--- Information shown Enclosed Below ---

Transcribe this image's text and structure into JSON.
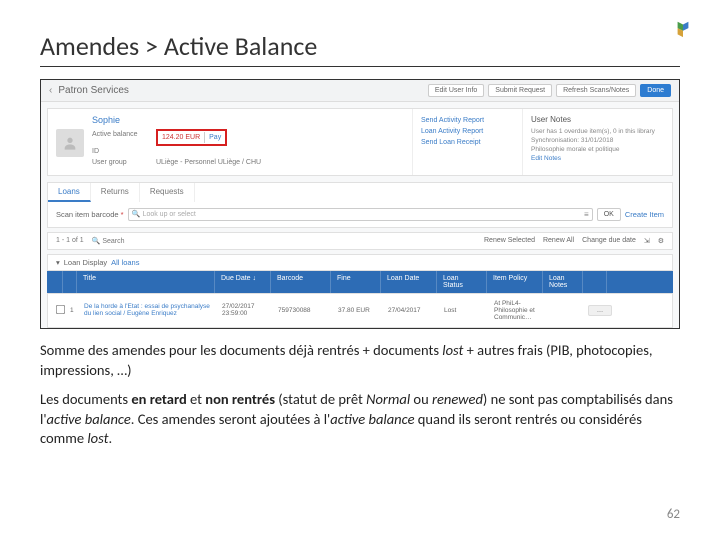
{
  "slide": {
    "title": "Amendes > Active Balance",
    "page_number": "62"
  },
  "header": {
    "section": "Patron Services",
    "buttons": {
      "edit": "Edit User Info",
      "submit": "Submit Request",
      "refresh": "Refresh Scans/Notes",
      "done": "Done"
    }
  },
  "user": {
    "name": "Sophie",
    "fields": {
      "balance_label": "Active balance",
      "id_label": "ID",
      "group_label": "User group",
      "group_value": "ULiège - Personnel ULiège / CHU"
    },
    "balance": {
      "amount": "124.20 EUR",
      "pay": "Pay"
    }
  },
  "actions": {
    "a1": "Send Activity Report",
    "a2": "Loan Activity Report",
    "a3": "Send Loan Receipt"
  },
  "notes": {
    "title": "User Notes",
    "line1": "User has 1 overdue item(s), 0 in this library",
    "line2": "Synchronisation: 31/01/2018",
    "line3": "Philosophie morale et politique",
    "edit": "Edit Notes"
  },
  "tabs": {
    "loans": "Loans",
    "returns": "Returns",
    "requests": "Requests"
  },
  "search": {
    "label": "Scan item barcode",
    "placeholder": "Look up or select",
    "ok": "OK",
    "create": "Create Item"
  },
  "results": {
    "count": "1 - 1 of 1",
    "search": "Search",
    "renew": "Renew Selected",
    "renew_all": "Renew All",
    "change": "Change due date"
  },
  "loan_display": {
    "label": "Loan Display",
    "value": "All loans"
  },
  "table": {
    "headers": {
      "title": "Title",
      "due": "Due Date ↓",
      "barcode": "Barcode",
      "fine": "Fine",
      "loan_date": "Loan Date",
      "status": "Loan Status",
      "policy": "Item Policy",
      "notes": "Loan Notes"
    },
    "row": {
      "num": "1",
      "title": "De la horde à l'Etat : essai de psychanalyse du lien social / Eugène Enriquez",
      "due": "27/02/2017 23:59:00",
      "barcode": "759730088",
      "fine": "37.80 EUR",
      "loan_date": "27/04/2017",
      "status": "Lost",
      "policy": "At PhiL4-Philosophie et Communic…",
      "more": "…"
    }
  },
  "caption": {
    "p1a": "Somme des amendes pour les documents déjà rentrés + documents ",
    "p1b": "lost",
    "p1c": " + autres frais (PIB, photocopies, impressions, …)",
    "p2a": "Les documents ",
    "p2b": "en retard",
    "p2c": " et ",
    "p2d": "non rentrés",
    "p2e": " (statut de prêt ",
    "p2f": "Normal",
    "p2g": " ou ",
    "p2h": "renewed",
    "p2i": ") ne sont pas comptabilisés dans l'",
    "p2j": "active balance",
    "p2k": ". Ces amendes seront ajoutées à l'",
    "p2l": "active balance",
    "p2m": " quand ils seront rentrés ou considérés comme ",
    "p2n": "lost",
    "p2o": "."
  }
}
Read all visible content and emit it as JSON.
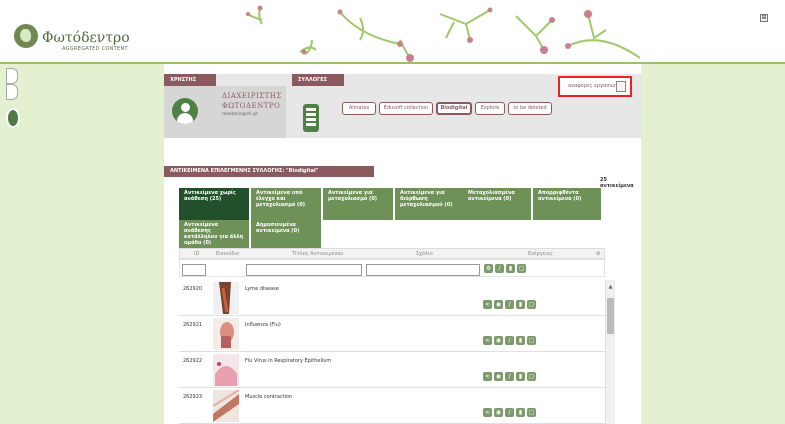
{
  "logo": {
    "title": "Φωτόδεντρο",
    "subtitle": "AGGREGATED CONTENT"
  },
  "header": {
    "corner_button": "⊞"
  },
  "user_panel": {
    "section_label": "ΧΡΗΣΤΗΣ",
    "name_line1": "ΔΙΑΧΕΙΡΙΣΤΗΣ",
    "name_line2": "ΦΩΤΟΔΕΝΤΡΟ",
    "email": "mastoris@cti.gr"
  },
  "collections": {
    "section_label": "ΣΥΛΛΟΓΕΣ",
    "buttons": [
      "Aimatos",
      "Edusoft collection",
      "Biodigital",
      "Explore",
      "to be deleted"
    ],
    "selected": "Biodigital"
  },
  "report_button": {
    "label": "αναφορές εργασιών"
  },
  "collection_title": "ΑΝΤΙΚΕΙΜΕΝΑ ΕΠΙΛΕΓΜΕΝΗΣ ΣΥΛΛΟΓΗΣ: \"Biodigital\"",
  "count": "25 αντικείμενα",
  "status_tabs": [
    {
      "label": "Αντικείμενα χωρίς ανάθεση (25)"
    },
    {
      "label": "Αντικείμενα υπό έλεγχο και μεταχολιασμό (0)"
    },
    {
      "label": "Αντικείμενα για μεταχολιασμό (0)"
    },
    {
      "label": "Αντικείμενα για διόρθωση μεταχολιασμού (0)"
    },
    {
      "label": "Μεταχολιασμένα αντικείμενα (0)"
    },
    {
      "label": "Απορριφθέντα αντικείμενα (0)"
    },
    {
      "label": "Αντικείμενα ανάθεσης κατάλληλου για άλλη ομάδα (0)"
    },
    {
      "label": "Δημοσιευμένα αντικείμενα (0)"
    }
  ],
  "grid": {
    "columns": [
      "ID",
      "Εικονίδιο",
      "Τίτλος Αντικειμένου",
      "Σχόλιο",
      "Ενέργειες"
    ],
    "rows": [
      {
        "id": "262920",
        "title": "Lyme disease"
      },
      {
        "id": "262921",
        "title": "Influenza (Flu)"
      },
      {
        "id": "262922",
        "title": "Flu Virus in Respiratory Epithelium"
      },
      {
        "id": "262923",
        "title": "Muscle contraction"
      }
    ]
  },
  "colors": {
    "brand_green": "#4f8146",
    "accent_burgundy": "#8a5a5e",
    "active_tab": "#21502a",
    "tab_green": "#6e9157",
    "background_green": "#e3f1d0",
    "highlight_red": "#e22222"
  },
  "icons": [
    "logo-leaf-icon",
    "user-avatar-icon",
    "collection-icon",
    "report-icon",
    "scroll-up-icon"
  ]
}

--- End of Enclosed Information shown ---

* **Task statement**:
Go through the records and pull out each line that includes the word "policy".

* **Problem solution**:
      "policy": "Item Policy",
      "policy": "At PhiL4-Philosophie et Communic…",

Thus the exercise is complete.